*** Opening of Material supplied ***

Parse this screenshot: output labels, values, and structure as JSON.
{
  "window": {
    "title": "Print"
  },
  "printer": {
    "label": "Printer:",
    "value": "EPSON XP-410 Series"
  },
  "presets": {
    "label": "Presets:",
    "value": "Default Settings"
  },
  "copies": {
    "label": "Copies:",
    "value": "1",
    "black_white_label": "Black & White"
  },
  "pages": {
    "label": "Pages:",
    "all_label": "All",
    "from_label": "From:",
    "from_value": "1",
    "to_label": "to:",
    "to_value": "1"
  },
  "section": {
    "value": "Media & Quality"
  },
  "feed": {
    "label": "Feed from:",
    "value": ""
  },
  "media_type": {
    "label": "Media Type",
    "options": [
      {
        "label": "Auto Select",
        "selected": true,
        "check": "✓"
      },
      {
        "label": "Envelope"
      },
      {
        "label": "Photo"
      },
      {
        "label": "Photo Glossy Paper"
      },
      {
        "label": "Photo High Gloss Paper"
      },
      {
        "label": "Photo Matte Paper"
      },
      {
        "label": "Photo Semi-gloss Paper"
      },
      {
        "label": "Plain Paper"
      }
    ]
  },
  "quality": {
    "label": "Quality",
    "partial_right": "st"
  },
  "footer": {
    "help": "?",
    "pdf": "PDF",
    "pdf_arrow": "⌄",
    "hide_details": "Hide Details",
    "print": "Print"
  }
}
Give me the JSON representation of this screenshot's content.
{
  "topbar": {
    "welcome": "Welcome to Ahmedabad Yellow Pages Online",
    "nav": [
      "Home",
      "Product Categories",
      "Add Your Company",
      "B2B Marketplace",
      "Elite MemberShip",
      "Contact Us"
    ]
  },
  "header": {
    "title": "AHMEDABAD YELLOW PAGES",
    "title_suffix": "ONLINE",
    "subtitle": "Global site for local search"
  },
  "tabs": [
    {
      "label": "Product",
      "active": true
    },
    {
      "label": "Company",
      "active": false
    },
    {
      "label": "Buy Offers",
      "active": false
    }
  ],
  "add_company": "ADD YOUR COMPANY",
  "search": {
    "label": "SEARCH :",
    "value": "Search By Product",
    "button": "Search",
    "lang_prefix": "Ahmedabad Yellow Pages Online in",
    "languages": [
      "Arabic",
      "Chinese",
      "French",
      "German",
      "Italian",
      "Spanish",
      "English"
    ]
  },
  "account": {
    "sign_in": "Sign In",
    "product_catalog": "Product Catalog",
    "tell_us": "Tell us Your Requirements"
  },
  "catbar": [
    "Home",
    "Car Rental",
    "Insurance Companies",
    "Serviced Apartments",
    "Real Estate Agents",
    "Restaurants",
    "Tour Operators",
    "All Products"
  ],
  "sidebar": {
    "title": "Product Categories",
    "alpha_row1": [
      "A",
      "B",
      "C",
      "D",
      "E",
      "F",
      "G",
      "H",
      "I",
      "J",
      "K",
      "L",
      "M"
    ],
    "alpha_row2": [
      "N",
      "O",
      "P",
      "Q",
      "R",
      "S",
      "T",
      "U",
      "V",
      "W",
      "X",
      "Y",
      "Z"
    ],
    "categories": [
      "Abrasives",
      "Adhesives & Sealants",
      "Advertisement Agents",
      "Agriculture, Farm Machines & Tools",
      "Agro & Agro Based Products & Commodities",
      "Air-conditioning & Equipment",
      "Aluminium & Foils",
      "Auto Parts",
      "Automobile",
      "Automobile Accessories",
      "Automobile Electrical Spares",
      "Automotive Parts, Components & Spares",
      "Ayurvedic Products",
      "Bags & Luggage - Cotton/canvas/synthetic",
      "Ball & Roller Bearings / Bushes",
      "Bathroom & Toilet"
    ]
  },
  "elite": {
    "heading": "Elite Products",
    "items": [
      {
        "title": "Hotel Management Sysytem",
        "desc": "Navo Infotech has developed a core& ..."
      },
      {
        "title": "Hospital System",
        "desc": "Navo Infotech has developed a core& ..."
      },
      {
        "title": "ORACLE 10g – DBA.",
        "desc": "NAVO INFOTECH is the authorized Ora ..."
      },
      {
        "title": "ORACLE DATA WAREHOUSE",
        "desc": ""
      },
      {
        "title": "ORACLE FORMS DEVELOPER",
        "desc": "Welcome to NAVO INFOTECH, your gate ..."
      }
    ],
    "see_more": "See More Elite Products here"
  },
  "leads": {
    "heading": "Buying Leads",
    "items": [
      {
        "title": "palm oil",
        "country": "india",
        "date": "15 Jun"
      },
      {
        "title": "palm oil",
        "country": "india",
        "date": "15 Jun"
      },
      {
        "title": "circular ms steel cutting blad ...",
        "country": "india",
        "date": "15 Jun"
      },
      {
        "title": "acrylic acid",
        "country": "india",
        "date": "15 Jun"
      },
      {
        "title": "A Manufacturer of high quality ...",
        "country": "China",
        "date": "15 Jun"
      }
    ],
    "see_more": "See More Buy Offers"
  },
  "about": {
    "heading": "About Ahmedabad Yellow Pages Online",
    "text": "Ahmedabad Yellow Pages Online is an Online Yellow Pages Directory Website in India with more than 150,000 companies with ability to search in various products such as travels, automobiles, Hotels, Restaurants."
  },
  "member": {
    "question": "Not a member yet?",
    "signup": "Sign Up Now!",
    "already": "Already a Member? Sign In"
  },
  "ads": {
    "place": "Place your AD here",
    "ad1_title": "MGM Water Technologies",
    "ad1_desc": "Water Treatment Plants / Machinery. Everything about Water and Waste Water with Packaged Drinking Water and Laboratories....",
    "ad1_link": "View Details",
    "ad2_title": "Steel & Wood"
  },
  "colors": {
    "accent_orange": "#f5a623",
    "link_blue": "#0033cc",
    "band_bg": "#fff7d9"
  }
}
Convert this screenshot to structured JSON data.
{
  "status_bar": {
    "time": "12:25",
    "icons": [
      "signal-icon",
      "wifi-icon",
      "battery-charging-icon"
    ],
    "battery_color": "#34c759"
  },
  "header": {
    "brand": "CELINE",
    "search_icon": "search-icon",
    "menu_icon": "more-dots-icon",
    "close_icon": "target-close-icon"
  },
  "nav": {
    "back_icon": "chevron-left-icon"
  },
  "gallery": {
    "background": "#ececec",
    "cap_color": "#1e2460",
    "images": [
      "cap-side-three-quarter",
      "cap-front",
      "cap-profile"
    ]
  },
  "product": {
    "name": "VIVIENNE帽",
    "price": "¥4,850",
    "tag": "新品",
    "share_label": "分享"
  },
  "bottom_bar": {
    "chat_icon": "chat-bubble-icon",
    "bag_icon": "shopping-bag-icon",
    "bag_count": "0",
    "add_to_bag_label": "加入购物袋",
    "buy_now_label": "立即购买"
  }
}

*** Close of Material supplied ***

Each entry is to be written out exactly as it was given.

» **The completed task**
Parse this screenshot: output labels, values, and structure as JSON.
{
  "window": {
    "title": "Print"
  },
  "printer": {
    "label": "Printer:",
    "value": "EPSON XP-410 Series"
  },
  "presets": {
    "label": "Presets:",
    "value": "Default Settings"
  },
  "copies": {
    "label": "Copies:",
    "value": "1",
    "black_white_label": "Black & White"
  },
  "pages": {
    "label": "Pages:",
    "all_label": "All",
    "from_label": "From:",
    "from_value": "1",
    "to_label": "to:",
    "to_value": "1"
  },
  "section": {
    "value": "Media & Quality"
  },
  "feed": {
    "label": "Feed from:",
    "value": ""
  },
  "media_type": {
    "label": "Media Type",
    "options": [
      {
        "label": "Auto Select",
        "selected": true,
        "check": "✓"
      },
      {
        "label": "Envelope"
      },
      {
        "label": "Photo"
      },
      {
        "label": "Photo Glossy Paper"
      },
      {
        "label": "Photo High Gloss Paper"
      },
      {
        "label": "Photo Matte Paper"
      },
      {
        "label": "Photo Semi-gloss Paper"
      },
      {
        "label": "Plain Paper"
      }
    ]
  },
  "quality": {
    "label": "Quality",
    "partial_right": "st"
  },
  "footer": {
    "help": "?",
    "pdf": "PDF",
    "pdf_arrow": "⌄",
    "hide_details": "Hide Details",
    "print": "Print"
  }
}
Give me the JSON representation of this screenshot's content.
{
  "topbar": {
    "welcome": "Welcome to Ahmedabad Yellow Pages Online",
    "nav": [
      "Home",
      "Product Categories",
      "Add Your Company",
      "B2B Marketplace",
      "Elite MemberShip",
      "Contact Us"
    ]
  },
  "header": {
    "title": "AHMEDABAD YELLOW PAGES",
    "title_suffix": "ONLINE",
    "subtitle": "Global site for local search"
  },
  "tabs": [
    {
      "label": "Product",
      "active": true
    },
    {
      "label": "Company",
      "active": false
    },
    {
      "label": "Buy Offers",
      "active": false
    }
  ],
  "add_company": "ADD YOUR COMPANY",
  "search": {
    "label": "SEARCH :",
    "value": "Search By Product",
    "button": "Search",
    "lang_prefix": "Ahmedabad Yellow Pages Online in",
    "languages": [
      "Arabic",
      "Chinese",
      "French",
      "German",
      "Italian",
      "Spanish",
      "English"
    ]
  },
  "account": {
    "sign_in": "Sign In",
    "product_catalog": "Product Catalog",
    "tell_us": "Tell us Your Requirements"
  },
  "catbar": [
    "Home",
    "Car Rental",
    "Insurance Companies",
    "Serviced Apartments",
    "Real Estate Agents",
    "Restaurants",
    "Tour Operators",
    "All Products"
  ],
  "sidebar": {
    "title": "Product Categories",
    "alpha_row1": [
      "A",
      "B",
      "C",
      "D",
      "E",
      "F",
      "G",
      "H",
      "I",
      "J",
      "K",
      "L",
      "M"
    ],
    "alpha_row2": [
      "N",
      "O",
      "P",
      "Q",
      "R",
      "S",
      "T",
      "U",
      "V",
      "W",
      "X",
      "Y",
      "Z"
    ],
    "categories": [
      "Abrasives",
      "Adhesives & Sealants",
      "Advertisement Agents",
      "Agriculture, Farm Machines & Tools",
      "Agro & Agro Based Products & Commodities",
      "Air-conditioning & Equipment",
      "Aluminium & Foils",
      "Auto Parts",
      "Automobile",
      "Automobile Accessories",
      "Automobile Electrical Spares",
      "Automotive Parts, Components & Spares",
      "Ayurvedic Products",
      "Bags & Luggage - Cotton/canvas/synthetic",
      "Ball & Roller Bearings / Bushes",
      "Bathroom & Toilet"
    ]
  },
  "elite": {
    "heading": "Elite Products",
    "items": [
      {
        "title": "Hotel Management Sysytem",
        "desc": "Navo Infotech has developed a core& ..."
      },
      {
        "title": "Hospital System",
        "desc": "Navo Infotech has developed a core& ..."
      },
      {
        "title": "ORACLE 10g – DBA.",
        "desc": "NAVO INFOTECH is the authorized Ora ..."
      },
      {
        "title": "ORACLE DATA WAREHOUSE",
        "desc": ""
      },
      {
        "title": "ORACLE FORMS DEVELOPER",
        "desc": "Welcome to NAVO INFOTECH, your gate ..."
      }
    ],
    "see_more": "See More Elite Products here"
  },
  "leads": {
    "heading": "Buying Leads",
    "items": [
      {
        "title": "palm oil",
        "country": "india",
        "date": "15 Jun"
      },
      {
        "title": "palm oil",
        "country": "india",
        "date": "15 Jun"
      },
      {
        "title": "circular ms steel cutting blad ...",
        "country": "india",
        "date": "15 Jun"
      },
      {
        "title": "acrylic acid",
        "country": "india",
        "date": "15 Jun"
      },
      {
        "title": "A Manufacturer of high quality ...",
        "country": "China",
        "date": "15 Jun"
      }
    ],
    "see_more": "See More Buy Offers"
  },
  "about": {
    "heading": "About Ahmedabad Yellow Pages Online",
    "text": "Ahmedabad Yellow Pages Online is an Online Yellow Pages Directory Website in India with more than 150,000 companies with ability to search in various products such as travels, automobiles, Hotels, Restaurants."
  },
  "member": {
    "question": "Not a member yet?",
    "signup": "Sign Up Now!",
    "already": "Already a Member? Sign In"
  },
  "ads": {
    "place": "Place your AD here",
    "ad1_title": "MGM Water Technologies",
    "ad1_desc": "Water Treatment Plants / Machinery. Everything about Water and Waste Water with Packaged Drinking Water and Laboratories....",
    "ad1_link": "View Details",
    "ad2_title": "Steel & Wood"
  },
  "colors": {
    "accent_orange": "#f5a623",
    "link_blue": "#0033cc",
    "band_bg": "#fff7d9"
  }
}
Convert this screenshot to structured JSON data.
{
  "status_bar": {
    "time": "12:25",
    "icons": [
      "signal-icon",
      "wifi-icon",
      "battery-charging-icon"
    ],
    "battery_color": "#34c759"
  },
  "header": {
    "brand": "CELINE",
    "search_icon": "search-icon",
    "menu_icon": "more-dots-icon",
    "close_icon": "target-close-icon"
  },
  "nav": {
    "back_icon": "chevron-left-icon"
  },
  "gallery": {
    "background": "#ececec",
    "cap_color": "#1e2460",
    "images": [
      "cap-side-three-quarter",
      "cap-front",
      "cap-profile"
    ]
  },
  "product": {
    "name": "VIVIENNE帽",
    "price": "¥4,850",
    "tag": "新品",
    "share_label": "分享"
  },
  "bottom_bar": {
    "chat_icon": "chat-bubble-icon",
    "bag_icon": "shopping-bag-icon",
    "bag_count": "0",
    "add_to_bag_label": "加入购物袋",
    "buy_now_label": "立即购买"
  }
}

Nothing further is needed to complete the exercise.